START Source material

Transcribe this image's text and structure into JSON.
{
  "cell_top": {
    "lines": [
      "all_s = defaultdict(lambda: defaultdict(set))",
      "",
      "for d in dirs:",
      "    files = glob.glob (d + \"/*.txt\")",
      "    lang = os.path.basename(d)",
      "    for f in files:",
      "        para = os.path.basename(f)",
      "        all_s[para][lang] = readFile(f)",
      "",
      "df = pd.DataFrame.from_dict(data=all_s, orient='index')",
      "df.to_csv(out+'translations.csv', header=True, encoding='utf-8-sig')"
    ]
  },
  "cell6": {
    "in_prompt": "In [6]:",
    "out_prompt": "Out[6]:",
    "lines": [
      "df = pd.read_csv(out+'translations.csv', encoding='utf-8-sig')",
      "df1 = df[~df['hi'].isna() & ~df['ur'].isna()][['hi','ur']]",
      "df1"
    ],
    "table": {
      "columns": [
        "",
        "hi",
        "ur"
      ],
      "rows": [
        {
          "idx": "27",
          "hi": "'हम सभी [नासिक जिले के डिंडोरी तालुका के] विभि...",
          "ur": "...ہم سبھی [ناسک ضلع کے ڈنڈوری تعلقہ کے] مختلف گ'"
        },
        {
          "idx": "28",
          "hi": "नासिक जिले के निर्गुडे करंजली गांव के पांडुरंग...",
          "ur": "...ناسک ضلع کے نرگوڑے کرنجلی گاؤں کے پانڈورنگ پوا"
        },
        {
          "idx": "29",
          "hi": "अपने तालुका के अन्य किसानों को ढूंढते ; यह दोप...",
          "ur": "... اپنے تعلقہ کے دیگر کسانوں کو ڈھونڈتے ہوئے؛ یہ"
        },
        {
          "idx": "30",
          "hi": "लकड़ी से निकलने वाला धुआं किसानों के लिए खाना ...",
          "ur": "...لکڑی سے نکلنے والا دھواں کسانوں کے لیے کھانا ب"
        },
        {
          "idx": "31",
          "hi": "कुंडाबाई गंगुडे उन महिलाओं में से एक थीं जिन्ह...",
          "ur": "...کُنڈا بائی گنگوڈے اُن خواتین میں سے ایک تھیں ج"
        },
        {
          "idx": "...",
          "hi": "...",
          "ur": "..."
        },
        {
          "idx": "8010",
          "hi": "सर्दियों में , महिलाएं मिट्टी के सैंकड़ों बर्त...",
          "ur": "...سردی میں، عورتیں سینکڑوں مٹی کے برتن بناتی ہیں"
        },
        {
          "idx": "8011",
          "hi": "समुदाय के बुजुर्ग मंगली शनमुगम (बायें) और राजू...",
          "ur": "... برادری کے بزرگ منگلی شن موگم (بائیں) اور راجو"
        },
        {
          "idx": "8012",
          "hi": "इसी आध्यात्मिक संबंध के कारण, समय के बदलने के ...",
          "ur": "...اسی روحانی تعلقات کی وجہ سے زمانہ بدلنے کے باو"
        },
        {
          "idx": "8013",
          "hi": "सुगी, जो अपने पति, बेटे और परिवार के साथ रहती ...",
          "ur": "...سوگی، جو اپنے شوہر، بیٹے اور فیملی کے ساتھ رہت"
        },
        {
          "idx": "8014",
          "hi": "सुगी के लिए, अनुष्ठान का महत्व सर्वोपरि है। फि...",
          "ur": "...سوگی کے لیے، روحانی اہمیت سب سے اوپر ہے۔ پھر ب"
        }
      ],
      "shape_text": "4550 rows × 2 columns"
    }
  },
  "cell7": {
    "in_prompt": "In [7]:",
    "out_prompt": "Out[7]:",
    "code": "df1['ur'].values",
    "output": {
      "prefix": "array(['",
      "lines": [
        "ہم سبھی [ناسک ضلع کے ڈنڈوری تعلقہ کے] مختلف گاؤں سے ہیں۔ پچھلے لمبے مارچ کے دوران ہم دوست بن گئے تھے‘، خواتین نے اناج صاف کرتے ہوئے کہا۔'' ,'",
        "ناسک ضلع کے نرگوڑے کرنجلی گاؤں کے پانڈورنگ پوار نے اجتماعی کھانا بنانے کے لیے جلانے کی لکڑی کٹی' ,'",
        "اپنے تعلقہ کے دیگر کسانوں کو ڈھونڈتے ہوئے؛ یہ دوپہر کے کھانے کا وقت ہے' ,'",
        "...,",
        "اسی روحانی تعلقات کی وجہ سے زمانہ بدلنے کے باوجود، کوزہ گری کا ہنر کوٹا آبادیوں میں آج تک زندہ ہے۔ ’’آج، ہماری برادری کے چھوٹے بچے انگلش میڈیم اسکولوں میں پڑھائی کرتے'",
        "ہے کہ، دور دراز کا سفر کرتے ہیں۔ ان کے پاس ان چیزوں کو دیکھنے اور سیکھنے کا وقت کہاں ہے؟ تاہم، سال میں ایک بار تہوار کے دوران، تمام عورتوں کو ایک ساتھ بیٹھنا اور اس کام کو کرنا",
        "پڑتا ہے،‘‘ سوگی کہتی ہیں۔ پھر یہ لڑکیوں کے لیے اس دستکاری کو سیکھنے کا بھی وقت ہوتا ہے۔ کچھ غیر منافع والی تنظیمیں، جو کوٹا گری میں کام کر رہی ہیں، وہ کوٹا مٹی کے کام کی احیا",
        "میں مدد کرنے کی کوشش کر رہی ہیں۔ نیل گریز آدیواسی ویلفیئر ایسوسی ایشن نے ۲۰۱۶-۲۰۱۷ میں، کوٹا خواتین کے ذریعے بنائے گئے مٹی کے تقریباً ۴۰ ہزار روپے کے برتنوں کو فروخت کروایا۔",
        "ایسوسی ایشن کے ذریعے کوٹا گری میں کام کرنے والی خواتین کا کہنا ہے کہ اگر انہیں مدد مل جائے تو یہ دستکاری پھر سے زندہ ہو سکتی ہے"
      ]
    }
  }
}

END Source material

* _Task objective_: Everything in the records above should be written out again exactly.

* _Response to the task_:
Transcribe this image's text and structure into JSON.
{
  "cell_top": {
    "lines": [
      "all_s = defaultdict(lambda: defaultdict(set))",
      "",
      "for d in dirs:",
      "    files = glob.glob (d + \"/*.txt\")",
      "    lang = os.path.basename(d)",
      "    for f in files:",
      "        para = os.path.basename(f)",
      "        all_s[para][lang] = readFile(f)",
      "",
      "df = pd.DataFrame.from_dict(data=all_s, orient='index')",
      "df.to_csv(out+'translations.csv', header=True, encoding='utf-8-sig')"
    ]
  },
  "cell6": {
    "in_prompt": "In [6]:",
    "out_prompt": "Out[6]:",
    "lines": [
      "df = pd.read_csv(out+'translations.csv', encoding='utf-8-sig')",
      "df1 = df[~df['hi'].isna() & ~df['ur'].isna()][['hi','ur']]",
      "df1"
    ],
    "table": {
      "columns": [
        "",
        "hi",
        "ur"
      ],
      "rows": [
        {
          "idx": "27",
          "hi": "'हम सभी [नासिक जिले के डिंडोरी तालुका के] विभि...",
          "ur": "...ہم سبھی [ناسک ضلع کے ڈنڈوری تعلقہ کے] مختلف گ'"
        },
        {
          "idx": "28",
          "hi": "नासिक जिले के निर्गुडे करंजली गांव के पांडुरंग...",
          "ur": "...ناسک ضلع کے نرگوڑے کرنجلی گاؤں کے پانڈورنگ پوا"
        },
        {
          "idx": "29",
          "hi": "अपने तालुका के अन्य किसानों को ढूंढते ; यह दोप...",
          "ur": "... اپنے تعلقہ کے دیگر کسانوں کو ڈھونڈتے ہوئے؛ یہ"
        },
        {
          "idx": "30",
          "hi": "लकड़ी से निकलने वाला धुआं किसानों के लिए खाना ...",
          "ur": "...لکڑی سے نکلنے والا دھواں کسانوں کے لیے کھانا ب"
        },
        {
          "idx": "31",
          "hi": "कुंडाबाई गंगुडे उन महिलाओं में से एक थीं जिन्ह...",
          "ur": "...کُنڈا بائی گنگوڈے اُن خواتین میں سے ایک تھیں ج"
        },
        {
          "idx": "...",
          "hi": "...",
          "ur": "..."
        },
        {
          "idx": "8010",
          "hi": "सर्दियों में , महिलाएं मिट्टी के सैंकड़ों बर्त...",
          "ur": "...سردی میں، عورتیں سینکڑوں مٹی کے برتن بناتی ہیں"
        },
        {
          "idx": "8011",
          "hi": "समुदाय के बुजुर्ग मंगली शनमुगम (बायें) और राजू...",
          "ur": "... برادری کے بزرگ منگلی شن موگم (بائیں) اور راجو"
        },
        {
          "idx": "8012",
          "hi": "इसी आध्यात्मिक संबंध के कारण, समय के बदलने के ...",
          "ur": "...اسی روحانی تعلقات کی وجہ سے زمانہ بدلنے کے باو"
        },
        {
          "idx": "8013",
          "hi": "सुगी, जो अपने पति, बेटे और परिवार के साथ रहती ...",
          "ur": "...سوگی، جو اپنے شوہر، بیٹے اور فیملی کے ساتھ رہت"
        },
        {
          "idx": "8014",
          "hi": "सुगी के लिए, अनुष्ठान का महत्व सर्वोपरि है। फि...",
          "ur": "...سوگی کے لیے، روحانی اہمیت سب سے اوپر ہے۔ پھر ب"
        }
      ],
      "shape_text": "4550 rows × 2 columns"
    }
  },
  "cell7": {
    "in_prompt": "In [7]:",
    "out_prompt": "Out[7]:",
    "code": "df1['ur'].values",
    "output": {
      "prefix": "array(['",
      "lines": [
        "ہم سبھی [ناسک ضلع کے ڈنڈوری تعلقہ کے] مختلف گاؤں سے ہیں۔ پچھلے لمبے مارچ کے دوران ہم دوست بن گئے تھے‘، خواتین نے اناج صاف کرتے ہوئے کہا۔'' ,'",
        "ناسک ضلع کے نرگوڑے کرنجلی گاؤں کے پانڈورنگ پوار نے اجتماعی کھانا بنانے کے لیے جلانے کی لکڑی کٹی' ,'",
        "اپنے تعلقہ کے دیگر کسانوں کو ڈھونڈتے ہوئے؛ یہ دوپہر کے کھانے کا وقت ہے' ,'",
        "...,",
        "اسی روحانی تعلقات کی وجہ سے زمانہ بدلنے کے باوجود، کوزہ گری کا ہنر کوٹا آبادیوں میں آج تک زندہ ہے۔ ’’آج، ہماری برادری کے چھوٹے بچے انگلش میڈیم اسکولوں میں پڑھائی کرتے'",
        "ہے کہ، دور دراز کا سفر کرتے ہیں۔ ان کے پاس ان چیزوں کو دیکھنے اور سیکھنے کا وقت کہاں ہے؟ تاہم، سال میں ایک بار تہوار کے دوران، تمام عورتوں کو ایک ساتھ بیٹھنا اور اس کام کو کرنا",
        "پڑتا ہے،‘‘ سوگی کہتی ہیں۔ پھر یہ لڑکیوں کے لیے اس دستکاری کو سیکھنے کا بھی وقت ہوتا ہے۔ کچھ غیر منافع والی تنظیمیں، جو کوٹا گری میں کام کر رہی ہیں، وہ کوٹا مٹی کے کام کی احیا",
        "میں مدد کرنے کی کوشش کر رہی ہیں۔ نیل گریز آدیواسی ویلفیئر ایسوسی ایشن نے ۲۰۱۶-۲۰۱۷ میں، کوٹا خواتین کے ذریعے بنائے گئے مٹی کے تقریباً ۴۰ ہزار روپے کے برتنوں کو فروخت کروایا۔",
        "ایسوسی ایشن کے ذریعے کوٹا گری میں کام کرنے والی خواتین کا کہنا ہے کہ اگر انہیں مدد مل جائے تو یہ دستکاری پھر سے زندہ ہو سکتی ہے"
      ]
    }
  }
}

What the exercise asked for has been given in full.